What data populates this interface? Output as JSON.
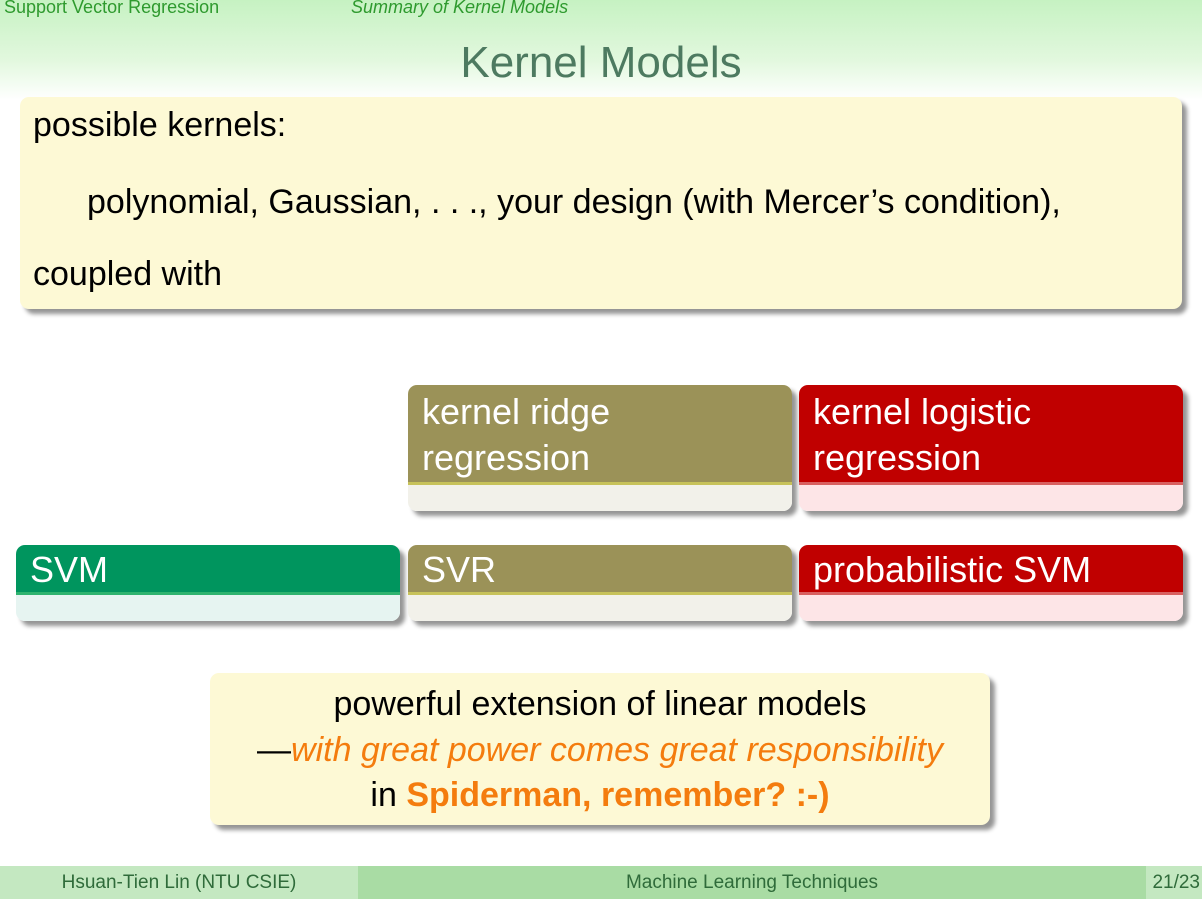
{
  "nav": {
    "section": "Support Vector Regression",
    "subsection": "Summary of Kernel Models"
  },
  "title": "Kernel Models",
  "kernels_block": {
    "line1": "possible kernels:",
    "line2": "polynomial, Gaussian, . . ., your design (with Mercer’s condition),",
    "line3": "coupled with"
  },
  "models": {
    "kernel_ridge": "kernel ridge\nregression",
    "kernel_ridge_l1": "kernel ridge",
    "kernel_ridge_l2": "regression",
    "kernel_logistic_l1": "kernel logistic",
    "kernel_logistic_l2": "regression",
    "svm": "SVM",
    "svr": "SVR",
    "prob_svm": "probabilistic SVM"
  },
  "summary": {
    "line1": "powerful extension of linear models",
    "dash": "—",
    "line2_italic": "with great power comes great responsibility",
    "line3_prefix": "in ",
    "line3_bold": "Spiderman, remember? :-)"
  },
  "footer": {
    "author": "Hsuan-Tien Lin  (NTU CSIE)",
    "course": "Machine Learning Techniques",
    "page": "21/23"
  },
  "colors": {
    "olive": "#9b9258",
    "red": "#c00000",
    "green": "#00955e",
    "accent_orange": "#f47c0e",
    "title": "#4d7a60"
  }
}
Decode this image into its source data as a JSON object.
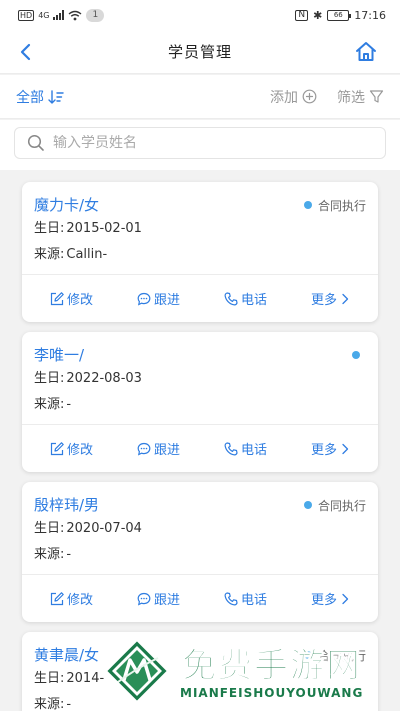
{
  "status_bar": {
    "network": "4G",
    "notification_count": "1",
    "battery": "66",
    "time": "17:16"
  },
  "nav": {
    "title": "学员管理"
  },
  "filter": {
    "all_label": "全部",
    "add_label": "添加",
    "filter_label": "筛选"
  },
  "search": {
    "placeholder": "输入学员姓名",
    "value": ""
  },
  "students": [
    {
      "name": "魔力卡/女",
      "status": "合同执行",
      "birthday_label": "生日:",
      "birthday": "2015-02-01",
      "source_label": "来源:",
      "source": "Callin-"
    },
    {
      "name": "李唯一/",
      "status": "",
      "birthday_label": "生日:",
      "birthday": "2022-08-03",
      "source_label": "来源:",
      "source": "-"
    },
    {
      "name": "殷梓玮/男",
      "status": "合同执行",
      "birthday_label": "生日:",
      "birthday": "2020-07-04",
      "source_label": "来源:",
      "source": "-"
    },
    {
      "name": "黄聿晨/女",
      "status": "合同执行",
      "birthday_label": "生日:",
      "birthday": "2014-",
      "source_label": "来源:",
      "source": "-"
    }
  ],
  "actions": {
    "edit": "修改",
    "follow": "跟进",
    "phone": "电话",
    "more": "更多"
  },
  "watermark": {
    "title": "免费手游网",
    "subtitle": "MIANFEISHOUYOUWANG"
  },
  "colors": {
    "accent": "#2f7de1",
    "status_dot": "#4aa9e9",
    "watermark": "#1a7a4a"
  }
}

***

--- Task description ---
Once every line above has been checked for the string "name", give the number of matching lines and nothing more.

--- Finished exercise ---
4